[Stored data]
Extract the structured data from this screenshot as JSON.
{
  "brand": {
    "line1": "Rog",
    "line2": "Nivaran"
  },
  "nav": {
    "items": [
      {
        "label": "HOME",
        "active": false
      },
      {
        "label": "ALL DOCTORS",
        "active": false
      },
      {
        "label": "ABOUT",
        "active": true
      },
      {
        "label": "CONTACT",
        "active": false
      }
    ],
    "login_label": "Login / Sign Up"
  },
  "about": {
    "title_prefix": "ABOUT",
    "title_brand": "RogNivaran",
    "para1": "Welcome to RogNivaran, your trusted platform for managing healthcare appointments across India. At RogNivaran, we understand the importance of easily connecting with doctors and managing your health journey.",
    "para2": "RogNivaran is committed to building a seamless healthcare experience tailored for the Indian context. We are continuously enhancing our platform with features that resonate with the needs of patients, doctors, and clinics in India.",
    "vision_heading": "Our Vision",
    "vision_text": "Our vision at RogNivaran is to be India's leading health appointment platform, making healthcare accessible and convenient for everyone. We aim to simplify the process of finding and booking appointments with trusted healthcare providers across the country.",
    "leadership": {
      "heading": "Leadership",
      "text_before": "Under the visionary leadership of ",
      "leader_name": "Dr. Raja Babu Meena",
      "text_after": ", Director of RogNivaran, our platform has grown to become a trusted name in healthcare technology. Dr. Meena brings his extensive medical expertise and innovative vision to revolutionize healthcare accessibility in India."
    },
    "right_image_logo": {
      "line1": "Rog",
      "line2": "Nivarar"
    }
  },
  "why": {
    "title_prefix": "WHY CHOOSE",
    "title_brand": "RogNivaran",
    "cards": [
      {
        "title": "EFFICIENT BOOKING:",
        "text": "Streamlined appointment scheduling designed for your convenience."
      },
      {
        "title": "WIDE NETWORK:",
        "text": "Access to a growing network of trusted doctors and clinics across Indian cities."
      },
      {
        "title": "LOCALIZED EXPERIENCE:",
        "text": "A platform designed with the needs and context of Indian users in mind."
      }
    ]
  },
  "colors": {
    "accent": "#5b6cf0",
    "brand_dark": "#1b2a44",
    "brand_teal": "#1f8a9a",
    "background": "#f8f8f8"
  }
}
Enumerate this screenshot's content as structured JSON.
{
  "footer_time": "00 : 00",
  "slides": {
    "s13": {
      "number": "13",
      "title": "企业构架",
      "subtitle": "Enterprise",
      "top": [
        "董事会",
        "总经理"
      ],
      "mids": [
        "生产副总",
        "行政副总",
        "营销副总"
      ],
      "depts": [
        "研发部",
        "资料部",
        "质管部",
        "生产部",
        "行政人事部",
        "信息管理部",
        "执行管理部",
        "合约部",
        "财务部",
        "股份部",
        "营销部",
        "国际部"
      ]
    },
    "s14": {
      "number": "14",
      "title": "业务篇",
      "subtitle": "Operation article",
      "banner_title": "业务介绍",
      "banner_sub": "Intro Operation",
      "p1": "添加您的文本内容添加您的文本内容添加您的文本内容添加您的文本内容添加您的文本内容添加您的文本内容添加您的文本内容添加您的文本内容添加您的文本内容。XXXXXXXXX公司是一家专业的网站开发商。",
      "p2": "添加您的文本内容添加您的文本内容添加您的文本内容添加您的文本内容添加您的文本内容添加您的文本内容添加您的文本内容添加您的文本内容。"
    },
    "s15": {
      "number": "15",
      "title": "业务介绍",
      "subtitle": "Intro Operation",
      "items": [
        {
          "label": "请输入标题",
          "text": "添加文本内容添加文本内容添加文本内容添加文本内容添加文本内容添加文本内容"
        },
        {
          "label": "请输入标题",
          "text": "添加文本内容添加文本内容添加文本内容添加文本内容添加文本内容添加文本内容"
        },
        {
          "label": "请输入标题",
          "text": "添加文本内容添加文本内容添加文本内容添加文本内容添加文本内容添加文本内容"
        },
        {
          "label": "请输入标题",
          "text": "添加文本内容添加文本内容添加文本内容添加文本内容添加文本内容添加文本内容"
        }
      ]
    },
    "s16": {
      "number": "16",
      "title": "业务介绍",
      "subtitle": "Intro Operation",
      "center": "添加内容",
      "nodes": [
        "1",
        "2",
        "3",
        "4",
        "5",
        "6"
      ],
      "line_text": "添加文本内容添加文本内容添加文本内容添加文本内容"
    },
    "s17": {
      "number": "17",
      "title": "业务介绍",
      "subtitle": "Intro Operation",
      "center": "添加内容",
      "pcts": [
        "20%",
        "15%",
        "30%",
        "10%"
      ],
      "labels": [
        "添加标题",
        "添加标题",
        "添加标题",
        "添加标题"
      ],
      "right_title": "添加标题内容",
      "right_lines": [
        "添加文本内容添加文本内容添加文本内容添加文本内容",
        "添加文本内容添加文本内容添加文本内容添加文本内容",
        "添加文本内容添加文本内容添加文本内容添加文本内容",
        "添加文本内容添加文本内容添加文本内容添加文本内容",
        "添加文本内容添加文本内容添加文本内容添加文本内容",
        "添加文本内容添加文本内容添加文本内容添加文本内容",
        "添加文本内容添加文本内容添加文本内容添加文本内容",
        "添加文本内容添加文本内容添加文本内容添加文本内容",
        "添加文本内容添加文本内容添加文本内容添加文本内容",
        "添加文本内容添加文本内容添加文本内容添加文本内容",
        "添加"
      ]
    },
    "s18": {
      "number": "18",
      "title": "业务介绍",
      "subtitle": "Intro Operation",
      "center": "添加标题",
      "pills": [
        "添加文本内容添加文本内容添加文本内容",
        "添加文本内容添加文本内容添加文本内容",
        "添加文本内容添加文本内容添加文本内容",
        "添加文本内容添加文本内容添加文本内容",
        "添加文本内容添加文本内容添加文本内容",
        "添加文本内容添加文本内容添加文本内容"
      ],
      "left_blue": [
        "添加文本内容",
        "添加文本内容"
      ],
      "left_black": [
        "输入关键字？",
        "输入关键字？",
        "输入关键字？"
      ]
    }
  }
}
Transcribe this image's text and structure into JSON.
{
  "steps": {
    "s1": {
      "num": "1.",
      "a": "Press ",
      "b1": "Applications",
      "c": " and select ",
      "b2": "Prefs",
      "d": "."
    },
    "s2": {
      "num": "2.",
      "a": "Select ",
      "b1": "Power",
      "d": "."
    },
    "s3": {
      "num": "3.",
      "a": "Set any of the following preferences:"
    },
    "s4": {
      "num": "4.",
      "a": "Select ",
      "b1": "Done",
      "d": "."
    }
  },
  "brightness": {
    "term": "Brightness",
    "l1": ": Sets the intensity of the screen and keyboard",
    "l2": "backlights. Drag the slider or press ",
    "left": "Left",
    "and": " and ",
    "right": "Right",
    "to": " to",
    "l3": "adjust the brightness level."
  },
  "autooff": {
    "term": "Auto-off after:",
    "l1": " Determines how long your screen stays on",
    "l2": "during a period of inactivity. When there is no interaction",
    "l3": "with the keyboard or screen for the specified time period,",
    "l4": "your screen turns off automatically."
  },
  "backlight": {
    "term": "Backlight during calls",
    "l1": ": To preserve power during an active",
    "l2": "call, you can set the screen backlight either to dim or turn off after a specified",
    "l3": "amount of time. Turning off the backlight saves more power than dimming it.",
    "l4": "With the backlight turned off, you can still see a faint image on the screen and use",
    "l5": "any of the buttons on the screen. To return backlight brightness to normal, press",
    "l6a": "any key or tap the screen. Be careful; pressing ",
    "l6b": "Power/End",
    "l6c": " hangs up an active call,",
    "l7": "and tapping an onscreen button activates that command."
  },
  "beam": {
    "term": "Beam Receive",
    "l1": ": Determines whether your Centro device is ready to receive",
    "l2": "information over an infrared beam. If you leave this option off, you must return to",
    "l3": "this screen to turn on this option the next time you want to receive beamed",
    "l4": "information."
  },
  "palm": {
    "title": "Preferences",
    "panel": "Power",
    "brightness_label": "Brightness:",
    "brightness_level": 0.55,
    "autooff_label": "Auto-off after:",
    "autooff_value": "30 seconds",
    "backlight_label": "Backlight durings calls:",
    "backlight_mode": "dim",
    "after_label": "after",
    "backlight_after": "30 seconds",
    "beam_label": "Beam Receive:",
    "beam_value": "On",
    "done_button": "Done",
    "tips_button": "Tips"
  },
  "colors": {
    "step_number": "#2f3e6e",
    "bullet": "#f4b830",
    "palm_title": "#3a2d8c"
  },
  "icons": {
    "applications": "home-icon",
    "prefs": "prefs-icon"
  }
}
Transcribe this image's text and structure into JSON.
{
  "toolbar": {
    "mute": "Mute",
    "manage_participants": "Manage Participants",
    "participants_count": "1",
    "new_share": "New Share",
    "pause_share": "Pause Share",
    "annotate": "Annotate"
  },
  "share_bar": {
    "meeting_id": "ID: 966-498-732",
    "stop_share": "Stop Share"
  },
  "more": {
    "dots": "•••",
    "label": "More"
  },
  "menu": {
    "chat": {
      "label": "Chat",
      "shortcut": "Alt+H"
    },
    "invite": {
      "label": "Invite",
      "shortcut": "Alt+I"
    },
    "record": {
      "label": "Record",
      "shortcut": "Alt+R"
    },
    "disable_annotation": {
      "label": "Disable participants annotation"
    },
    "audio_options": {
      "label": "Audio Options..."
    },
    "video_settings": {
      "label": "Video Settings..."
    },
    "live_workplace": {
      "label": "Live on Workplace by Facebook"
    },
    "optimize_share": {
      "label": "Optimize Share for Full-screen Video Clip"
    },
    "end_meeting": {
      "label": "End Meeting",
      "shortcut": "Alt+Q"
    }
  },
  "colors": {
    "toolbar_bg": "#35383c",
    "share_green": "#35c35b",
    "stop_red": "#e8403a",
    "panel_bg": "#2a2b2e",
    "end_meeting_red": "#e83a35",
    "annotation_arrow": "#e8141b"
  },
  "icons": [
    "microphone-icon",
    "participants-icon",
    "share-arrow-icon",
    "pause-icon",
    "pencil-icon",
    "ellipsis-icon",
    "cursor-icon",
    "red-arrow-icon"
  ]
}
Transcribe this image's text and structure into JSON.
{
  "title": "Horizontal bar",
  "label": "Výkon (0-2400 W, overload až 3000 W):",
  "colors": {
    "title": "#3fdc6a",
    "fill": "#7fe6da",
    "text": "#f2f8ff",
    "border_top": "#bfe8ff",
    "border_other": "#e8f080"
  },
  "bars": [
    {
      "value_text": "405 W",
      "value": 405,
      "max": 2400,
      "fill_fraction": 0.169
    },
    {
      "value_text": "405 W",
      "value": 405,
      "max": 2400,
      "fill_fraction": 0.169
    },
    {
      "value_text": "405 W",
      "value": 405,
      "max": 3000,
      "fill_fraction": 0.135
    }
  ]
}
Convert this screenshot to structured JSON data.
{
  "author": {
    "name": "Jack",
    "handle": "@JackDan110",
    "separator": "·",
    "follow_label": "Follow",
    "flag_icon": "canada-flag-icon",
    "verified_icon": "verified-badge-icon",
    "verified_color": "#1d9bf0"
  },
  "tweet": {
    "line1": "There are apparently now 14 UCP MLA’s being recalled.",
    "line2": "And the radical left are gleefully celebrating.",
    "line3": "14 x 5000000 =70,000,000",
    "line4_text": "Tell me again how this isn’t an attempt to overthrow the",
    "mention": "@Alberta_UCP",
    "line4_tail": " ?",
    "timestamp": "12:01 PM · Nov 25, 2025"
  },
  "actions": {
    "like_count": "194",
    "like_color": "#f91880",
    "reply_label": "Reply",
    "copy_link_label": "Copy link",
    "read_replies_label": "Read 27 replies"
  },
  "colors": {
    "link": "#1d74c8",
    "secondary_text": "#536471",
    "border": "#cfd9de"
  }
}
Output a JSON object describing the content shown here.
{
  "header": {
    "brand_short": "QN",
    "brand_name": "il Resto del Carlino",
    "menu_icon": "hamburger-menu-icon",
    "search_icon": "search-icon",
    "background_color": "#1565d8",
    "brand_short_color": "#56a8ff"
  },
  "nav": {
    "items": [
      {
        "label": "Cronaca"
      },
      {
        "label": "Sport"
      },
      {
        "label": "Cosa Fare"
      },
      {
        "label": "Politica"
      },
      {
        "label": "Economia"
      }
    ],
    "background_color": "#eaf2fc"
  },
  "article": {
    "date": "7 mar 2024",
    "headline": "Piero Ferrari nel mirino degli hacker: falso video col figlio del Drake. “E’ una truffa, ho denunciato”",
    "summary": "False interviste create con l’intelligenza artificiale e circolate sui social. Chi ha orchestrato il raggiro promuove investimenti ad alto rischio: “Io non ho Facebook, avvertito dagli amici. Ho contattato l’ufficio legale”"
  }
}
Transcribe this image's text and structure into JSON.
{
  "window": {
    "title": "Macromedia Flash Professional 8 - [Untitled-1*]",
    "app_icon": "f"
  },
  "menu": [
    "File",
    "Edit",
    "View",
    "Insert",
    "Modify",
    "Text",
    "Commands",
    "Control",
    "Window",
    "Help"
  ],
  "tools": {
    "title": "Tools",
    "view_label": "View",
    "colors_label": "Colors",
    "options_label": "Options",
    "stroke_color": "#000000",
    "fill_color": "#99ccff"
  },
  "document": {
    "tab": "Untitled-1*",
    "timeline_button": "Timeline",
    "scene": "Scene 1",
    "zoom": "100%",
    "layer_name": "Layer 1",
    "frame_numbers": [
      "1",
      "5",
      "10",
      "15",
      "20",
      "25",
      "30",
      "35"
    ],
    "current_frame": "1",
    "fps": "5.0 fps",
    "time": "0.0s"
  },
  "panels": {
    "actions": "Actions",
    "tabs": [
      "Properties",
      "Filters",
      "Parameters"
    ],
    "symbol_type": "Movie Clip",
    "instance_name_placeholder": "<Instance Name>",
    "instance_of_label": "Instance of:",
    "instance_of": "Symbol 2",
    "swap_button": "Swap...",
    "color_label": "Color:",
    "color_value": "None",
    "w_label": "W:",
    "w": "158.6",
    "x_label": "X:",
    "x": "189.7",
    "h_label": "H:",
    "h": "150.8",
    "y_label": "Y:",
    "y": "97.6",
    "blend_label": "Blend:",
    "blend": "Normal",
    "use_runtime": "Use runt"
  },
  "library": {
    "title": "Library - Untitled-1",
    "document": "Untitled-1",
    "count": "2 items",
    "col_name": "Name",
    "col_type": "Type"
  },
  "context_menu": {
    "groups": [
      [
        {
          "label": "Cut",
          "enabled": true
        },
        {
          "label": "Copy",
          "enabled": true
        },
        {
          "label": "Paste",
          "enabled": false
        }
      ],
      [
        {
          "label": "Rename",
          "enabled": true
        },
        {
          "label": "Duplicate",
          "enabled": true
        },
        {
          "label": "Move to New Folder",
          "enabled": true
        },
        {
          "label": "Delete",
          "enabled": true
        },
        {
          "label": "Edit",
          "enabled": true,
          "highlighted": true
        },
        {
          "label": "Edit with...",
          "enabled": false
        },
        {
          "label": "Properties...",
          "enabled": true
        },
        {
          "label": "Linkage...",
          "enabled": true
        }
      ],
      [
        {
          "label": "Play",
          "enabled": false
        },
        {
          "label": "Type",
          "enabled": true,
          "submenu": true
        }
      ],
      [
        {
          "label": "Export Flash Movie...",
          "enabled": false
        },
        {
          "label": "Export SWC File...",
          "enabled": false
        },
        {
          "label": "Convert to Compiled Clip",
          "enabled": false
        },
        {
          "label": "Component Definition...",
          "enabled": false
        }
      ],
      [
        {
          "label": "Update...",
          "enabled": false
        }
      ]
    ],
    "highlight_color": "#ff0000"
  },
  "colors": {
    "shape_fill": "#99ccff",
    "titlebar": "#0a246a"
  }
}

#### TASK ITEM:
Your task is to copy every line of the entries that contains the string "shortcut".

#### RESULT FOR THIS TASK:
      "shortcut": "Alt+H"
      "shortcut": "Alt+I"
      "shortcut": "Alt+R"
      "shortcut": "Alt+Q"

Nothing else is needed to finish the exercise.